Barry McTiernan & Moore successfully argued a Partial Summary Judgment Motion on Plaintiff’s Claim for Punitive Damages on behalf of our client in asbestos litigation in New York. Our client was among numerous defendants to argue for Partial Summary Judgment Motion but they were the only successful defendant.
Plaintiffs commenced this action on July 6, 2017 alleging principally causes of action sounding in negligence and products liability. Plaintiffs alleged asbestos exposure from our client’s product. On June 27, 2019, Plaintiffs notified defendants that they were pursuing punitive damages claim on all defendants. The matter was scheduled for trial on July 30, 2019. Suzanne M. Halbardier argued that Plaintiff’s delayed notification was prejudicial and violated our client’s due process rights. She additionally argued that our client was not provided proper notice or given the opportunity to meet and confer with Plaintiffs or conduct discovery on punitive damages as required under Case Management Order IX.M (CMO). Although Plaintiffs argued that our client was given notice of the claim for punitive damages through the pleadings, Ms. Halbardier protected our client by addressing the punitive damages claim on February 21, 2019 on the Trial Readiness Conference Form and again at the Trial Readiness Conference. In response, Plaintiffs asserted that they did not believe it was a trial readiness issue and they would comply with all obligations under the CMO. As such, Ms. Halbardier argued that Plaintiffs’ delay in notifying our client of their intent to proceed with punitive damages until June 27, 2019 was a violation of the CMO and warranted summary judgment on the punitive damages claim.

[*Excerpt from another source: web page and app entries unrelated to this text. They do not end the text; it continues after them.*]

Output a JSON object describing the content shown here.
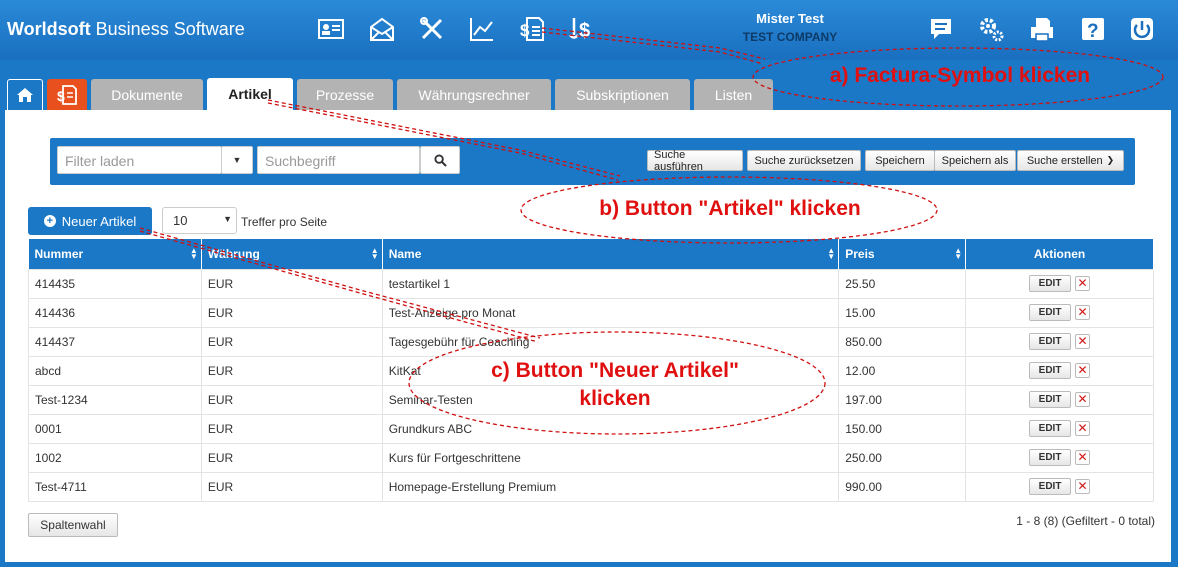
{
  "header": {
    "brand_bold": "Worldsoft",
    "brand_rest": " Business Software",
    "user_name": "Mister Test",
    "company": "TEST COMPANY"
  },
  "tabs": [
    {
      "label": "Dokumente"
    },
    {
      "label": "Artikel"
    },
    {
      "label": "Prozesse"
    },
    {
      "label": "Währungsrechner"
    },
    {
      "label": "Subskriptionen"
    },
    {
      "label": "Listen"
    }
  ],
  "filter": {
    "load_placeholder": "Filter laden",
    "search_placeholder": "Suchbegriff",
    "buttons": {
      "run": "Suche ausführen",
      "reset": "Suche zurücksetzen",
      "save": "Speichern",
      "save_as": "Speichern als",
      "create": "Suche erstellen"
    }
  },
  "toolbar": {
    "new_article": "Neuer Artikel",
    "per_page": "10",
    "per_page_label": "Treffer pro Seite"
  },
  "table": {
    "headers": {
      "number": "Nummer",
      "currency": "Währung",
      "name": "Name",
      "price": "Preis",
      "actions": "Aktionen"
    },
    "edit_label": "EDIT",
    "delete_label": "✕",
    "rows": [
      {
        "number": "414435",
        "currency": "EUR",
        "name": "testartikel 1",
        "price": "25.50"
      },
      {
        "number": "414436",
        "currency": "EUR",
        "name": "Test-Anzeige pro Monat",
        "price": "15.00"
      },
      {
        "number": "414437",
        "currency": "EUR",
        "name": "Tagesgebühr für Coaching",
        "price": "850.00"
      },
      {
        "number": "abcd",
        "currency": "EUR",
        "name": "KitKat",
        "price": "12.00"
      },
      {
        "number": "Test-1234",
        "currency": "EUR",
        "name": "Seminar-Testen",
        "price": "197.00"
      },
      {
        "number": "0001",
        "currency": "EUR",
        "name": "Grundkurs ABC",
        "price": "150.00"
      },
      {
        "number": "1002",
        "currency": "EUR",
        "name": "Kurs für Fortgeschrittene",
        "price": "250.00"
      },
      {
        "number": "Test-4711",
        "currency": "EUR",
        "name": "Homepage-Erstellung Premium",
        "price": "990.00"
      }
    ]
  },
  "footer": {
    "columns_button": "Spaltenwahl",
    "page_info": "1 - 8 (8) (Gefiltert - 0 total)"
  },
  "annotations": {
    "a": "a) Factura-Symbol klicken",
    "b": "b) Button \"Artikel\" klicken",
    "c_line1": "c) Button \"Neuer Artikel\"",
    "c_line2": "klicken"
  },
  "colors": {
    "primary": "#1a78c7",
    "accent": "#e8501e",
    "annotation": "#e01010"
  }
}
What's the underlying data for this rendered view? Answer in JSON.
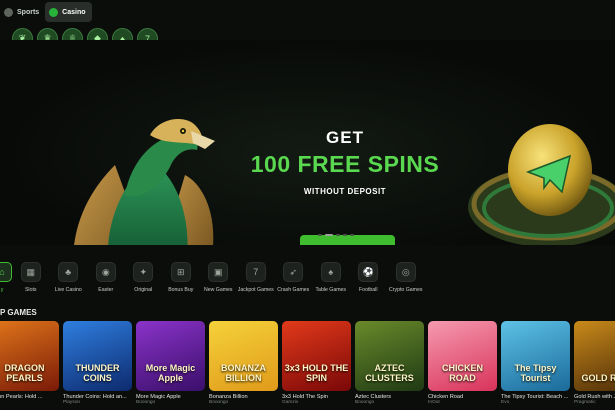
{
  "tabs": [
    {
      "label": "Sports",
      "active": false
    },
    {
      "label": "Casino",
      "active": true
    }
  ],
  "badges": [
    "leaf",
    "crown",
    "crown",
    "gem",
    "hat",
    "seven"
  ],
  "hero": {
    "title_line1": "GET",
    "title_line2": "100 FREE SPINS",
    "subtitle": "WITHOUT DEPOSIT",
    "cta_label": "SIGN UP",
    "accent_color": "#5ad84f",
    "cta_color": "#3fbd2f",
    "slide_count": 5,
    "active_slide": 1
  },
  "categories": [
    {
      "label": "Lobby",
      "display": "y",
      "icon": "home-icon",
      "glyph": "⌂",
      "active": true
    },
    {
      "label": "Slots",
      "icon": "slot-machine-icon",
      "glyph": "▦",
      "active": false
    },
    {
      "label": "Live Casino",
      "icon": "dealer-icon",
      "glyph": "♣",
      "active": false
    },
    {
      "label": "Easter",
      "icon": "egg-icon",
      "glyph": "◉",
      "active": false
    },
    {
      "label": "Original",
      "icon": "original-icon",
      "glyph": "✦",
      "active": false
    },
    {
      "label": "Bonus Buy",
      "icon": "gift-icon",
      "glyph": "⊞",
      "active": false
    },
    {
      "label": "New Games",
      "icon": "new-icon",
      "glyph": "▣",
      "active": false
    },
    {
      "label": "Jackpot Games",
      "icon": "jackpot-icon",
      "glyph": "7",
      "active": false
    },
    {
      "label": "Crash Games",
      "icon": "rocket-icon",
      "glyph": "➶",
      "active": false
    },
    {
      "label": "Table Games",
      "icon": "cards-icon",
      "glyph": "♠",
      "active": false
    },
    {
      "label": "Football",
      "icon": "football-icon",
      "glyph": "⚽",
      "active": false
    },
    {
      "label": "Crypto Games",
      "icon": "crypto-icon",
      "glyph": "◎",
      "active": false
    }
  ],
  "section_title": "P GAMES",
  "games": [
    {
      "name": "ragon Pearls: Hold ...",
      "provider": "",
      "art": "DRAGON PEARLS",
      "c1": "#7a1a08",
      "c2": "#e0761a"
    },
    {
      "name": "Thunder Coins: Hold an...",
      "provider": "Playson",
      "art": "THUNDER COINS",
      "c1": "#0d2a6e",
      "c2": "#2f7fe0"
    },
    {
      "name": "More Magic Apple",
      "provider": "Booongo",
      "art": "More Magic Apple",
      "c1": "#3a0f6a",
      "c2": "#8a33c9"
    },
    {
      "name": "Bonanza Billion",
      "provider": "Booongo",
      "art": "BONANZA BILLION",
      "c1": "#e09a1a",
      "c2": "#f5d23a"
    },
    {
      "name": "3x3 Hold The Spin",
      "provider": "Gamzix",
      "art": "3x3 HOLD THE SPIN",
      "c1": "#7a0808",
      "c2": "#e23a1a"
    },
    {
      "name": "Aztec Clusters",
      "provider": "Booongo",
      "art": "AZTEC CLUSTERS",
      "c1": "#1f3a14",
      "c2": "#6a8a2a"
    },
    {
      "name": "Chicken Road",
      "provider": "InOut",
      "art": "CHICKEN ROAD",
      "c1": "#d9335a",
      "c2": "#f59ab0"
    },
    {
      "name": "The Tipsy Tourist: Beach ...",
      "provider": "Evo",
      "art": "The Tipsy Tourist",
      "c1": "#1a6a9a",
      "c2": "#5ec2e6"
    },
    {
      "name": "Gold Rush with J...",
      "provider": "Pragmatic",
      "art": "GOLD RUSH",
      "c1": "#4a2a08",
      "c2": "#c98a1a"
    }
  ]
}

The Court held that Plaintiffs were unable to provide any arguments or evidence to refute our proof that they were on notice since February 2019 of our client’s intent to obtain discovery and pursue summary judgment on punitive damages. The Court further stated that Plaintiff’s delay and failure to contact us until June 27, 2019 resulted in an unfair advantage and a violation of our client’s due process. Our success was dependent on our objections at the Trial Readiness Conference stage.